The Great Parade Tarot

The Great Parade is my interpretation of an early Italian set of tarot cards. The imagery in the art is largely based on the Bolognese tarot (a design dating back to at least ca. 1500, but still used in parts of Italy even today in a more modern form), but I have also been influenced to some extent by other early Italian tarots.

I have aimed to emulate the simple style that is seen in many woodcut cards, and I used only four colours for the painting. I drew the linework for the cards with pen and paper, then printed the designs, and then painted with gouache paints to get the coloured artwork that will be used to print the cards. For this project I also decided to draw everything at the same size as the final printed size.

I want the cards to work as a visual language. So they are text-free, without the names or numbers that appear on many tarot cards. I believe that if you are ready to embrace this idea, you will find yourself able to use these cards at least as well as any others that do have text.

Specs

The Great Parade is a full 78 card tarot deck.

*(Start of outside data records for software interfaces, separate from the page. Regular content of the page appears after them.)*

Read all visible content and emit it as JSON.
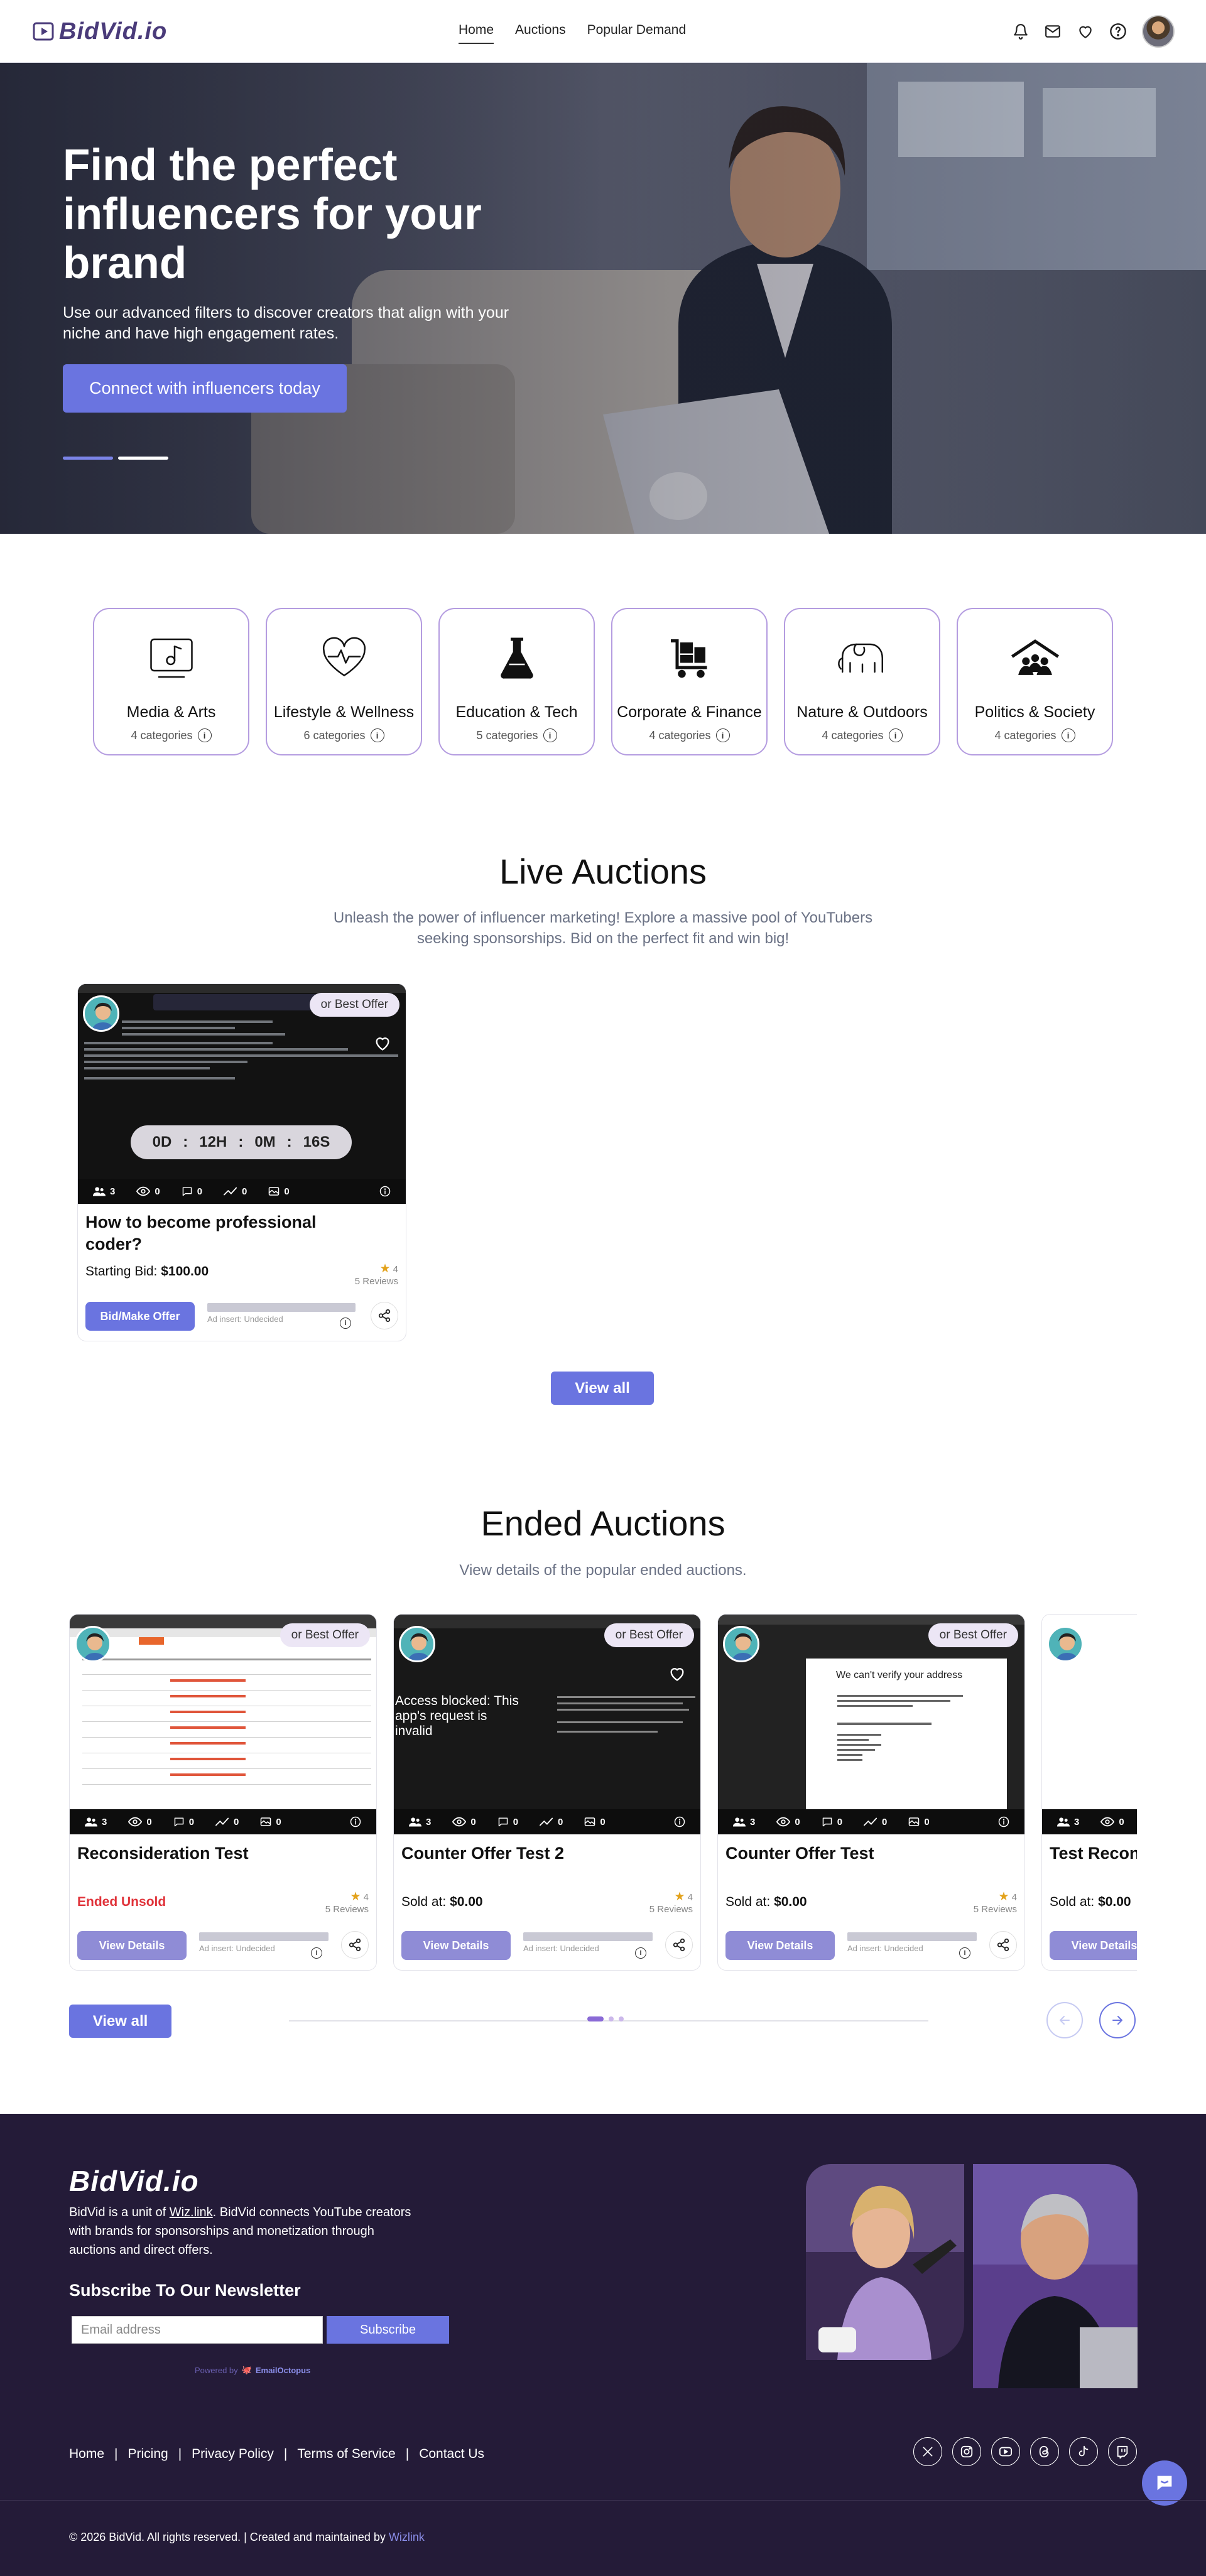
{
  "brand": {
    "logo_text": "BidVid.io",
    "accent": "#6a74e0",
    "footer_bg": "#241b38"
  },
  "nav": {
    "items": [
      "Home",
      "Auctions",
      "Popular Demand"
    ],
    "active": "Home"
  },
  "header_icons": [
    "bell-icon",
    "mail-icon",
    "heart-icon",
    "help-icon"
  ],
  "hero": {
    "title": "Find the perfect influencers for your brand",
    "subtitle": "Use our advanced filters to discover creators that align with your niche and have high engagement rates.",
    "cta": "Connect with influencers today"
  },
  "categories": [
    {
      "name": "Media & Arts",
      "count": "4 categories",
      "icon": "music-note-icon"
    },
    {
      "name": "Lifestyle & Wellness",
      "count": "6 categories",
      "icon": "heartbeat-icon"
    },
    {
      "name": "Education & Tech",
      "count": "5 categories",
      "icon": "flask-icon"
    },
    {
      "name": "Corporate & Finance",
      "count": "4 categories",
      "icon": "cart-boxes-icon"
    },
    {
      "name": "Nature & Outdoors",
      "count": "4 categories",
      "icon": "elephant-icon"
    },
    {
      "name": "Politics & Society",
      "count": "4 categories",
      "icon": "community-icon"
    }
  ],
  "live": {
    "title": "Live Auctions",
    "subtitle": "Unleash the power of influencer marketing! Explore a massive pool of YouTubers seeking sponsorships. Bid on the perfect fit and win big!",
    "card": {
      "badge": "or Best Offer",
      "timer": {
        "d": "0D",
        "h": "12H",
        "m": "0M",
        "s": "16S"
      },
      "stats": {
        "subscribers": "3",
        "views": "0",
        "comments": "0",
        "trend": "0",
        "media": "0"
      },
      "title": "How to become professional coder?",
      "price_label": "Starting Bid:",
      "price": "$100.00",
      "rating": "4",
      "reviews": "5 Reviews",
      "button": "Bid/Make Offer",
      "ad_insert": "Ad insert: Undecided"
    },
    "view_all": "View all"
  },
  "ended": {
    "title": "Ended Auctions",
    "subtitle": "View details of the popular ended auctions.",
    "cards": [
      {
        "badge": "or Best Offer",
        "title": "Reconsideration Test",
        "status_a": "Ended",
        "status_b": "Unsold",
        "rating": "4",
        "reviews": "5 Reviews",
        "button": "View Details",
        "ad_insert": "Ad insert: Undecided",
        "stats": {
          "subscribers": "3",
          "views": "0",
          "comments": "0",
          "trend": "0",
          "media": "0"
        }
      },
      {
        "badge": "or Best Offer",
        "title": "Counter Offer Test 2",
        "price_label": "Sold at:",
        "price": "$0.00",
        "rating": "4",
        "reviews": "5 Reviews",
        "button": "View Details",
        "ad_insert": "Ad insert: Undecided",
        "thumb_text": "Access blocked: This app's request is invalid",
        "stats": {
          "subscribers": "3",
          "views": "0",
          "comments": "0",
          "trend": "0",
          "media": "0"
        }
      },
      {
        "badge": "or Best Offer",
        "title": "Counter Offer Test",
        "price_label": "Sold at:",
        "price": "$0.00",
        "rating": "4",
        "reviews": "5 Reviews",
        "button": "View Details",
        "ad_insert": "Ad insert: Undecided",
        "thumb_text": "We can't verify your address",
        "stats": {
          "subscribers": "3",
          "views": "0",
          "comments": "0",
          "trend": "0",
          "media": "0"
        }
      },
      {
        "title": "Test Recon",
        "price_label": "Sold at:",
        "price": "$0.00",
        "button": "View Details",
        "stats": {
          "subscribers": "3",
          "views": "0"
        }
      }
    ],
    "view_all": "View all"
  },
  "footer": {
    "logo_text": "BidVid.io",
    "desc_prefix": "BidVid is a unit of ",
    "desc_link": "Wiz.link",
    "desc_suffix": ". BidVid connects YouTube creators with brands for sponsorships and monetization through auctions and direct offers.",
    "newsletter_title": "Subscribe To Our Newsletter",
    "email_placeholder": "Email address",
    "subscribe": "Subscribe",
    "powered_prefix": "Powered by",
    "powered_brand": "EmailOctopus",
    "links": [
      "Home",
      "Pricing",
      "Privacy Policy",
      "Terms of Service",
      "Contact Us"
    ],
    "social_icons": [
      "x-icon",
      "instagram-icon",
      "youtube-icon",
      "threads-icon",
      "tiktok-icon",
      "twitch-icon"
    ],
    "copyright_prefix": "© 2026 BidVid. All rights reserved. | Created and maintained by ",
    "copyright_link": "Wizlink"
  }
}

There are the 22 trump cards (including the fool), plus four suits of pips 1-10 and court cards jack, knight, queen, king. The suits are the usual tarot suits of swords, cups, coins, and clubs.

The cards are printed at a size of 62 x 100 mm. This is a similar width to "poker size" playing cards, but a little taller, a similar aspect ratio to "bridge size" cards, but a little bigger. The cards are printed on black-core cardstock, smooth finish. This cardstock is very similar to a typical good quality modern continental European playing card stock. The cards are supplied in a custom printed tuck box.

The Trump Suit

Here you can see some of the trump cards ...

Fortune and Strength

Fortune and Strength

Lightning and the Angel, or Judgement

Lightning and the Angel, or Judgement

The Court Cards

One unusual feature is that two of the jacks are actually female: coins and cups. The feature of two female (coins and cups) and two male (swords and clubs) jacks is seen in the old Bologna pattern, as well as the (late 15th century) Rosenwald sheets, and Florentine Minchiate. The idea of two old (coins and cups) and two young (swords and clubs) kings is more common, and is seen in many different tarot decks.

Court cards

Knight and Queen of swords

Court cards

Female Jack and King of coins

The Pip Cards

The pip card artwork follows the Bologna pattern pretty closely. The pips are also very closely related to Italian-suited playing card layouts.

The decoration on the pip cards is fairly minimal. One point of interest is on the ace of coins, which has a hare and hound. This hare and hound is seen on the Bologna pattern ace of coins, but it is also seen elsewhere, e.g. on the Rosenwald sheets (and Assisi cards whose design is almost the same). There is even an example of a handmade gilded tarot card, ace of coins, decorated in this style. This card was unfortunately partly destroyed in a Turin library fire, so only half of it now remains. The hare is still there above the coin, the part of the card that would have the hound is burnt away.

ordinary suit cards

Some of the ordinary suit cards: coins and cups

ordinary suit cards

Some of the ordinary suit cards: swords and clubs

Back and Box

Here you can see the card back (full bleed) and tuck box.

Card back and tuck box

Card back and tuck box

About the Influences

Finally you can see some of the various cards, images, and styles that have influenced what I have done ... the cards in this image are approx to scale with each other.

Influences

Left is the handmade so-called "Charles VI" moon card (1400s); Top middle left is the moon from the Rothschild Beaux Arts sheets (approx 1500); top middle right is the moon card from the Fine dalla Torre cards, an old nearly complete set of Bologna pattern tarot cards (1600s); bottom middle left is a moon card from the Florentine Minchiate tradition, a different way of drawing astronomers under the moon (a long tradition, this example from 1763, the red background is to indicate a special role of this card in the game); bottom middle right is mine; and right is a French tarot card (an early Marseille pattern card) from Payen, included here for size comparison and to show the particular woodcut style (1713).

Painting a printed sheet in progress ...

Painting a printed sheet in progress ...

You can order the Great Parade tarot cards here.